--- TASK INPUTS Enclosed Below ---

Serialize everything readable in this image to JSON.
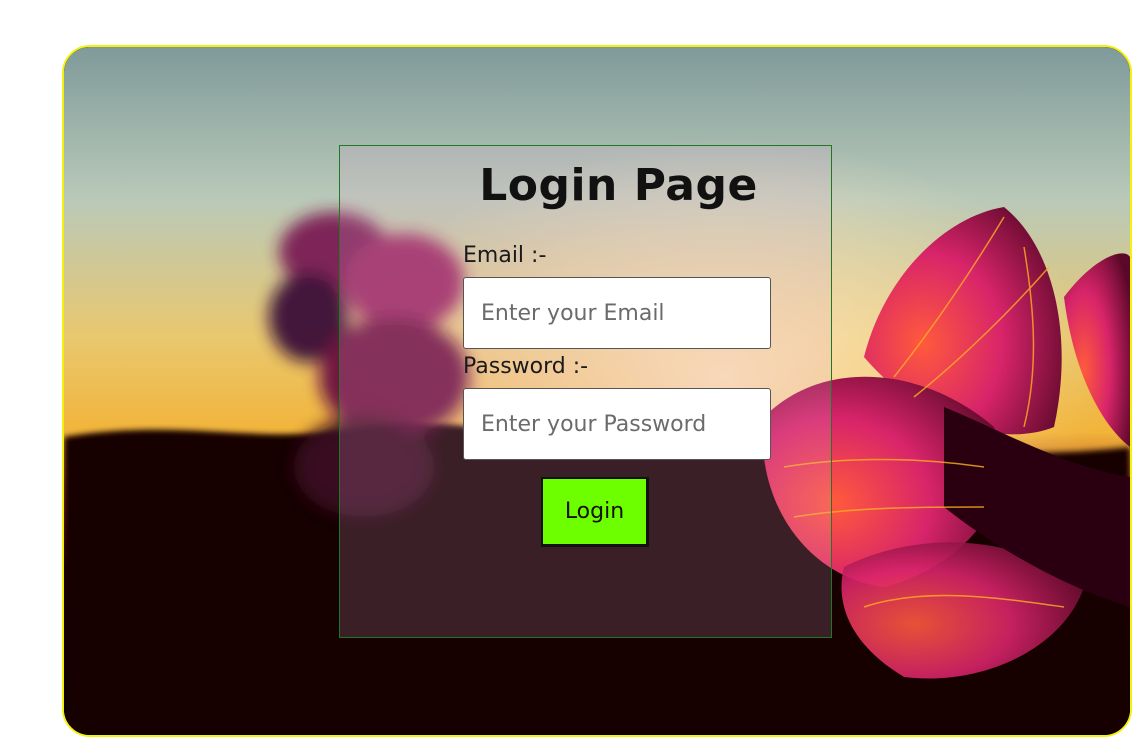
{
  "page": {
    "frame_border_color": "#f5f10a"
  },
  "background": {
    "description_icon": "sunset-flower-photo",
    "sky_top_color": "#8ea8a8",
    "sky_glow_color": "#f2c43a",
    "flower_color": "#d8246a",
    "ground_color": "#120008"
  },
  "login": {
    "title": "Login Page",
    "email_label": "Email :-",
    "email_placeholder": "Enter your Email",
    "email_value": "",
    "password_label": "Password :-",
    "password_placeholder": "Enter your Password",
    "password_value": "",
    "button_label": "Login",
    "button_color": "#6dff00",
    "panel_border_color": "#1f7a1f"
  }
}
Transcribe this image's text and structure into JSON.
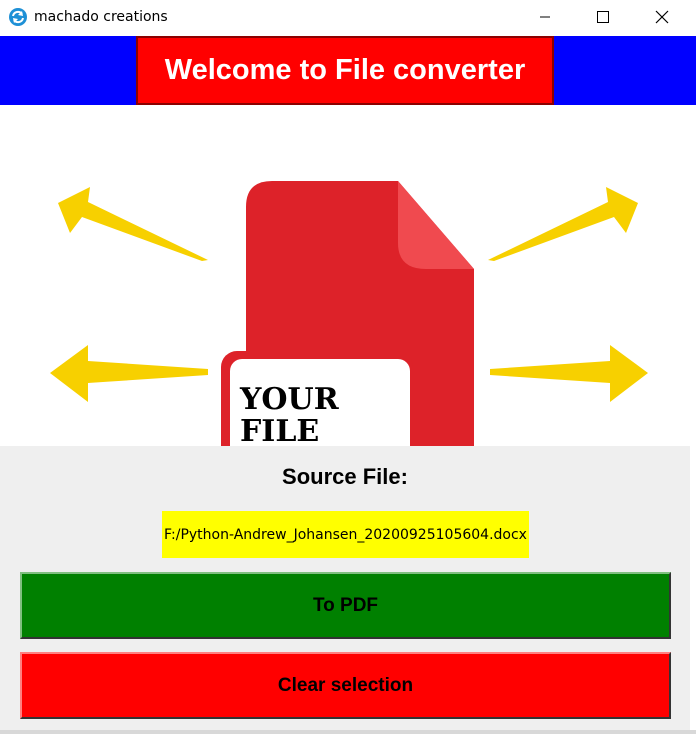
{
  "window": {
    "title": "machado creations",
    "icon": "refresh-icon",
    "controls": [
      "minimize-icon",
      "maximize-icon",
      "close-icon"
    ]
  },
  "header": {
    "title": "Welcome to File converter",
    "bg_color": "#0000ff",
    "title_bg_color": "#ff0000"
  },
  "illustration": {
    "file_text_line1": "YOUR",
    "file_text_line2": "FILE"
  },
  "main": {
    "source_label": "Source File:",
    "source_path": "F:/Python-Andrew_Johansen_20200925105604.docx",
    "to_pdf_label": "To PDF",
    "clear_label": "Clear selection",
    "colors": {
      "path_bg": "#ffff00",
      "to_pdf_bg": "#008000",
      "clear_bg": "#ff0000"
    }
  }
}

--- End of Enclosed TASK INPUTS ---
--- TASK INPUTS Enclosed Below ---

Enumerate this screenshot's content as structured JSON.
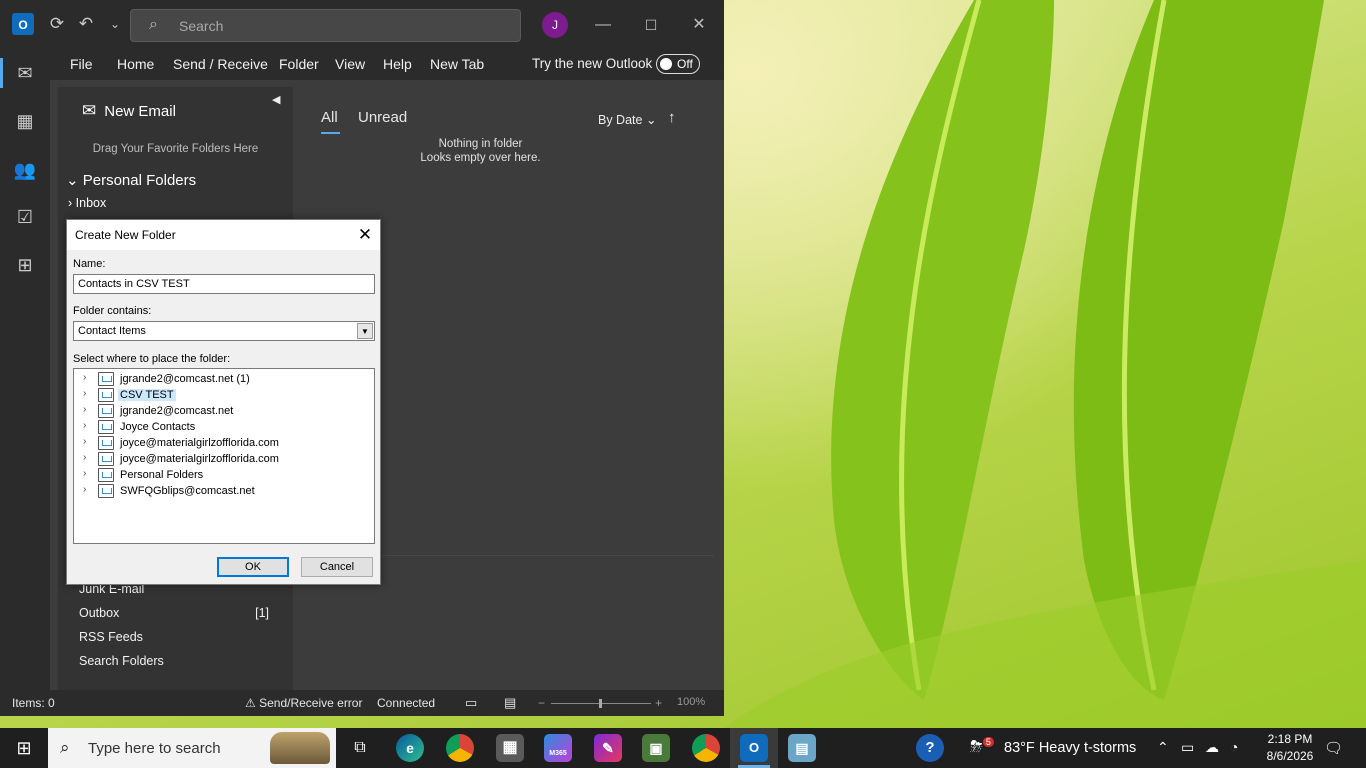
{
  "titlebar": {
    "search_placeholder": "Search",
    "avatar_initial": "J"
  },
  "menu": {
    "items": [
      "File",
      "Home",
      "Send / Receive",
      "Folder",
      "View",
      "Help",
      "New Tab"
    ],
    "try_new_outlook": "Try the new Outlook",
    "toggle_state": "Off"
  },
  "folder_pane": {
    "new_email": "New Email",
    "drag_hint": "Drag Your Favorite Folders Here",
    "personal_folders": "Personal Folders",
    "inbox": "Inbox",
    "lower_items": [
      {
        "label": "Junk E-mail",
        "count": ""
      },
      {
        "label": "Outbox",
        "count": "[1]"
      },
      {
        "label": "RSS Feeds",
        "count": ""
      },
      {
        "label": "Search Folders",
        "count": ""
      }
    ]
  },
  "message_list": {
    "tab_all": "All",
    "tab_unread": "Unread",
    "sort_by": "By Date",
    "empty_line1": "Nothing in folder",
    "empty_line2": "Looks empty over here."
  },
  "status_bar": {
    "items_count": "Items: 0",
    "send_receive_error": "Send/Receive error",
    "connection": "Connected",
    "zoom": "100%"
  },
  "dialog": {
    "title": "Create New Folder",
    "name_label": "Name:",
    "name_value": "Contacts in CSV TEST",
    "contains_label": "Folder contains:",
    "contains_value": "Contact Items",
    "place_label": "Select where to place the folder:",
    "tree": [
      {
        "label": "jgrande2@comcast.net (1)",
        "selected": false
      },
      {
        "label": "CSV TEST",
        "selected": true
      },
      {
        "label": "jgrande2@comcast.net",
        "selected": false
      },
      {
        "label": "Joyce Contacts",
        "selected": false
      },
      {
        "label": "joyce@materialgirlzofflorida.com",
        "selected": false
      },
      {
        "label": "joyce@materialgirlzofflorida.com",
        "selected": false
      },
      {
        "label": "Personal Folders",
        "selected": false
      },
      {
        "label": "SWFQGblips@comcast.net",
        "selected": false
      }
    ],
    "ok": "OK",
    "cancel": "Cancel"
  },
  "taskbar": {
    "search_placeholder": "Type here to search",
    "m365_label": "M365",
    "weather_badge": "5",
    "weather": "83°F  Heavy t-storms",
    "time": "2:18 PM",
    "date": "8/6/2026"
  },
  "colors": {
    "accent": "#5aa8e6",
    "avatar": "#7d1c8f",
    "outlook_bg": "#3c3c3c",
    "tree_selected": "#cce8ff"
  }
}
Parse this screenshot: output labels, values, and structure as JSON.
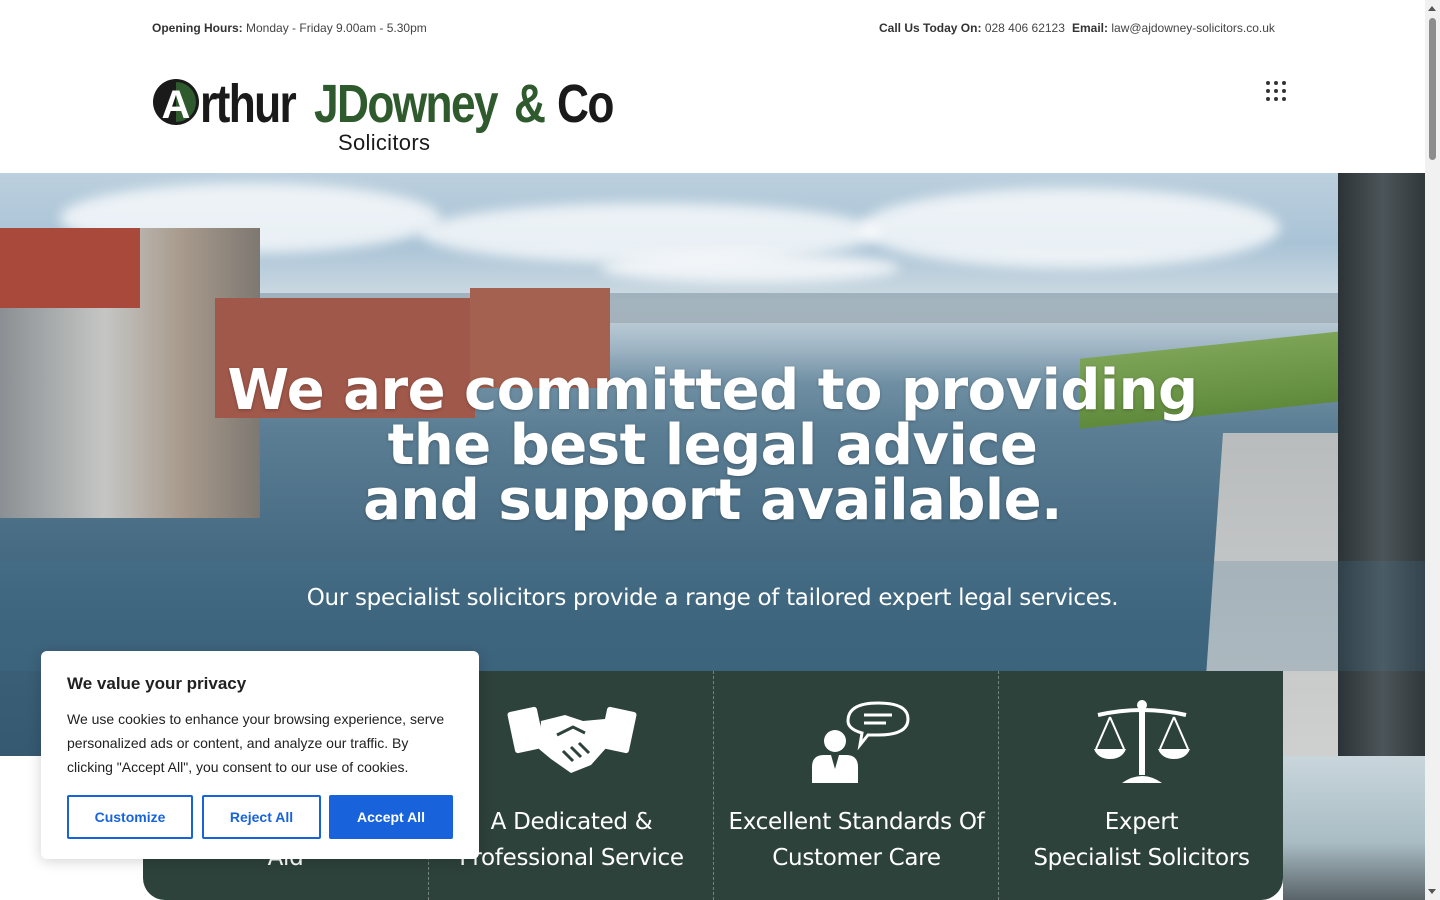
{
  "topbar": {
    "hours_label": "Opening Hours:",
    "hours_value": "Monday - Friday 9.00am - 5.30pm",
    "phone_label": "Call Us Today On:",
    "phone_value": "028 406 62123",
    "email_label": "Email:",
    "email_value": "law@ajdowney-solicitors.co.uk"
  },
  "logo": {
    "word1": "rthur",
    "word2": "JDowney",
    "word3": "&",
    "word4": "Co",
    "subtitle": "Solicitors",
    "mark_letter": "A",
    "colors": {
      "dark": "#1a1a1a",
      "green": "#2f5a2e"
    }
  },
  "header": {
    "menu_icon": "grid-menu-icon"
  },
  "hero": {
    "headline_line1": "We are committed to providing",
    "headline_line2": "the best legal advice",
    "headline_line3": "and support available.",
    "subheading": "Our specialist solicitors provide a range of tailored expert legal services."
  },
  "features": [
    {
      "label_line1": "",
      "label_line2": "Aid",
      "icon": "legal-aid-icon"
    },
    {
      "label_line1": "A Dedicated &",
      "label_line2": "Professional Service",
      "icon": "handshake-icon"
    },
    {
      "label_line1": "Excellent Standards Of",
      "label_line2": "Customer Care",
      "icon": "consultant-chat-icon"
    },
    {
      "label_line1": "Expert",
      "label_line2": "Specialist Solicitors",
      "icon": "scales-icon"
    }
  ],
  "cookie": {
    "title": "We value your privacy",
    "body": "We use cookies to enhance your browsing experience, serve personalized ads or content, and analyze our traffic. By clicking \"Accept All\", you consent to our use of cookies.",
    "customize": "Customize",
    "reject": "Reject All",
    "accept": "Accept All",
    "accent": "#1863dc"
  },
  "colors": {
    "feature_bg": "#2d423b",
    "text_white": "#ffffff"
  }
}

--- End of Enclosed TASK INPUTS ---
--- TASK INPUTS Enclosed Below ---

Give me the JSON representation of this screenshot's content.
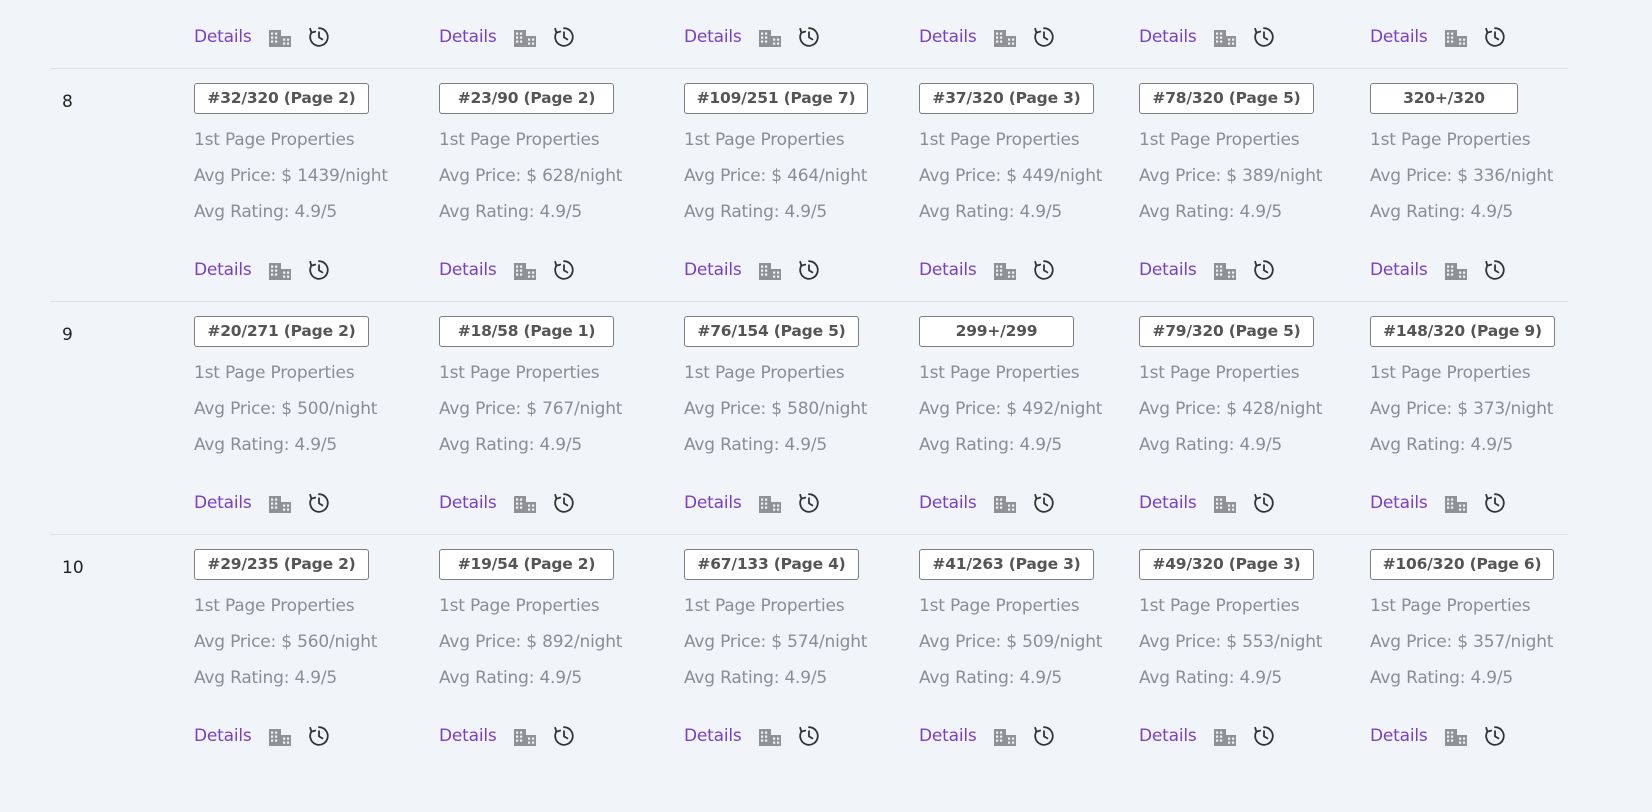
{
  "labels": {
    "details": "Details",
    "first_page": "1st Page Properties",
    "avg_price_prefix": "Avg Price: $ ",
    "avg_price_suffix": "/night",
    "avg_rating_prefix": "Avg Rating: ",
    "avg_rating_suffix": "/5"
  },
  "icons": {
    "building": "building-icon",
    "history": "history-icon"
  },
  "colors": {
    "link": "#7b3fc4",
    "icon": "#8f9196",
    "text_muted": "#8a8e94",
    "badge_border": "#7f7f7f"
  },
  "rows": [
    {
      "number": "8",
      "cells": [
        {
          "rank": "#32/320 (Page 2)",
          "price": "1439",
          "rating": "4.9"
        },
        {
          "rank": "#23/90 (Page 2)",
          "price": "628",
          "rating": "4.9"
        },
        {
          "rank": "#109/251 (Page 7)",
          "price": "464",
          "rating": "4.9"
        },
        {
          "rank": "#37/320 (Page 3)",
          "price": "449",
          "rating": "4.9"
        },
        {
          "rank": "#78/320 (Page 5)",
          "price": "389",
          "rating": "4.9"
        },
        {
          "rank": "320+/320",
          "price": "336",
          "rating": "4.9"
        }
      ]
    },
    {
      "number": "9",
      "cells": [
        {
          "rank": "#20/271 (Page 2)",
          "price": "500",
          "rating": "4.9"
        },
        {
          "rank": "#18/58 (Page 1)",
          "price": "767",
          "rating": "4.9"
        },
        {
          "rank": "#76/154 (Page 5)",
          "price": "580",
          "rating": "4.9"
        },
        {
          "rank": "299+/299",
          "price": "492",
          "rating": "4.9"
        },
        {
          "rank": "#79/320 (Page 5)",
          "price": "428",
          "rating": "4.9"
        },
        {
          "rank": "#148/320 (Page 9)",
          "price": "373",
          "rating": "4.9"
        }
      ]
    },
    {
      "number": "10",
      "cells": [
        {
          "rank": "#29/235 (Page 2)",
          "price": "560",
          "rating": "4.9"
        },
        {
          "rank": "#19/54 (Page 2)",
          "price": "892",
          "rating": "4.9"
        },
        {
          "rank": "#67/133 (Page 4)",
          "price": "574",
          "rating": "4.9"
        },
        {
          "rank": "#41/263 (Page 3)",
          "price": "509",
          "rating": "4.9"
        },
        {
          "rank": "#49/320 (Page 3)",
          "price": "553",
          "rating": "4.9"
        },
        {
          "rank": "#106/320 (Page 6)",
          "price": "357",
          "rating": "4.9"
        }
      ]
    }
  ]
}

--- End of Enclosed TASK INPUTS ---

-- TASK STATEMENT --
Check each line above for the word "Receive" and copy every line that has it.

-- EXERCISE RESPONSE --
      "Send / Receive",
    "send_receive_error": "Send/Receive error",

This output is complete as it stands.